__EXERCISE GOAL__: Give back every entry exactly; drop the pictures.

__EXTRACTED ENTRIES__:
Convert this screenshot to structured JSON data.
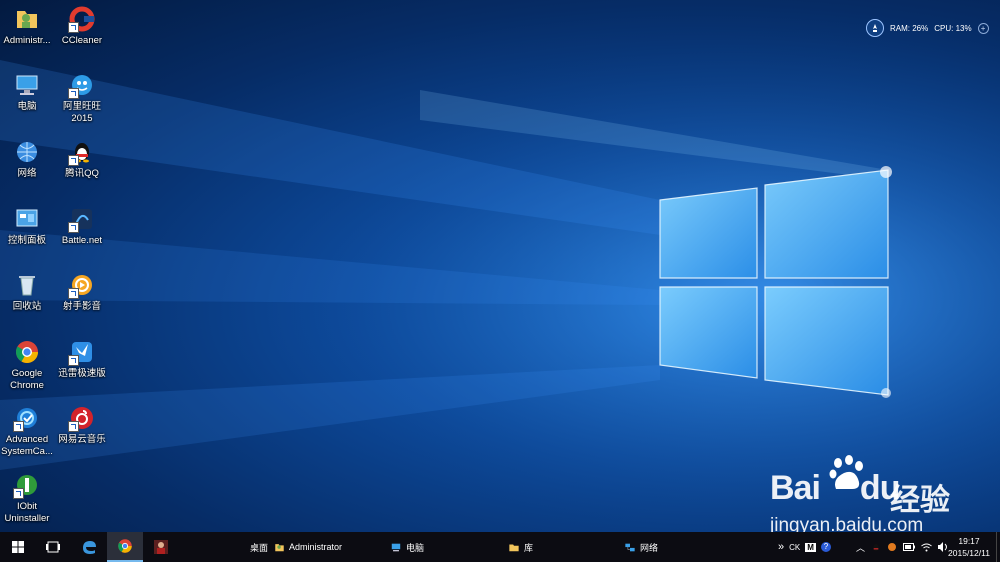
{
  "desktop": {
    "icons": [
      {
        "label": "Administr...",
        "icon": "user-folder-icon"
      },
      {
        "label": "CCleaner",
        "icon": "ccleaner-icon"
      },
      {
        "label": "电脑",
        "icon": "computer-icon"
      },
      {
        "label": "阿里旺旺\n2015",
        "icon": "aliwangwang-icon"
      },
      {
        "label": "网络",
        "icon": "network-icon"
      },
      {
        "label": "腾讯QQ",
        "icon": "qq-icon"
      },
      {
        "label": "控制面板",
        "icon": "control-panel-icon"
      },
      {
        "label": "Battle.net",
        "icon": "battlenet-icon"
      },
      {
        "label": "回收站",
        "icon": "recycle-bin-icon"
      },
      {
        "label": "射手影音",
        "icon": "shooter-player-icon"
      },
      {
        "label": "Google\nChrome",
        "icon": "chrome-icon"
      },
      {
        "label": "迅雷极速版",
        "icon": "thunder-icon"
      },
      {
        "label": "Advanced\nSystemCa...",
        "icon": "advanced-systemcare-icon"
      },
      {
        "label": "网易云音乐",
        "icon": "netease-music-icon"
      },
      {
        "label": "IObit\nUninstaller",
        "icon": "iobit-uninstaller-icon"
      }
    ]
  },
  "monitor": {
    "ram": "RAM: 26%",
    "cpu": "CPU: 13%"
  },
  "watermark": {
    "brand": "Bai",
    "brand_suffix": "du",
    "cn": "经验",
    "url": "jingyan.baidu.com"
  },
  "taskbar": {
    "toolbars": {
      "desktop": "桌面",
      "administrator": "Administrator",
      "computer": "电脑",
      "library": "库",
      "network": "网络"
    },
    "tray": {
      "chevron": "»",
      "ime": "CK",
      "m": "M"
    },
    "clock": {
      "time": "19:17",
      "date": "2015/12/11"
    }
  },
  "colors": {
    "accent": "#76b9ed",
    "taskbar": "#0c0c12"
  }
}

__OUTPUT OF THE TASK__:
Convert this screenshot to structured JSON data.
{
  "desktop": {
    "icons": [
      {
        "label": "Administr...",
        "icon": "user-folder-icon"
      },
      {
        "label": "CCleaner",
        "icon": "ccleaner-icon"
      },
      {
        "label": "电脑",
        "icon": "computer-icon"
      },
      {
        "label": "阿里旺旺\n2015",
        "icon": "aliwangwang-icon"
      },
      {
        "label": "网络",
        "icon": "network-icon"
      },
      {
        "label": "腾讯QQ",
        "icon": "qq-icon"
      },
      {
        "label": "控制面板",
        "icon": "control-panel-icon"
      },
      {
        "label": "Battle.net",
        "icon": "battlenet-icon"
      },
      {
        "label": "回收站",
        "icon": "recycle-bin-icon"
      },
      {
        "label": "射手影音",
        "icon": "shooter-player-icon"
      },
      {
        "label": "Google\nChrome",
        "icon": "chrome-icon"
      },
      {
        "label": "迅雷极速版",
        "icon": "thunder-icon"
      },
      {
        "label": "Advanced\nSystemCa...",
        "icon": "advanced-systemcare-icon"
      },
      {
        "label": "网易云音乐",
        "icon": "netease-music-icon"
      },
      {
        "label": "IObit\nUninstaller",
        "icon": "iobit-uninstaller-icon"
      }
    ]
  },
  "monitor": {
    "ram": "RAM: 26%",
    "cpu": "CPU: 13%"
  },
  "watermark": {
    "brand": "Bai",
    "brand_suffix": "du",
    "cn": "经验",
    "url": "jingyan.baidu.com"
  },
  "taskbar": {
    "toolbars": {
      "desktop": "桌面",
      "administrator": "Administrator",
      "computer": "电脑",
      "library": "库",
      "network": "网络"
    },
    "tray": {
      "chevron": "»",
      "ime": "CK",
      "m": "M"
    },
    "clock": {
      "time": "19:17",
      "date": "2015/12/11"
    }
  },
  "colors": {
    "accent": "#76b9ed",
    "taskbar": "#0c0c12"
  }
}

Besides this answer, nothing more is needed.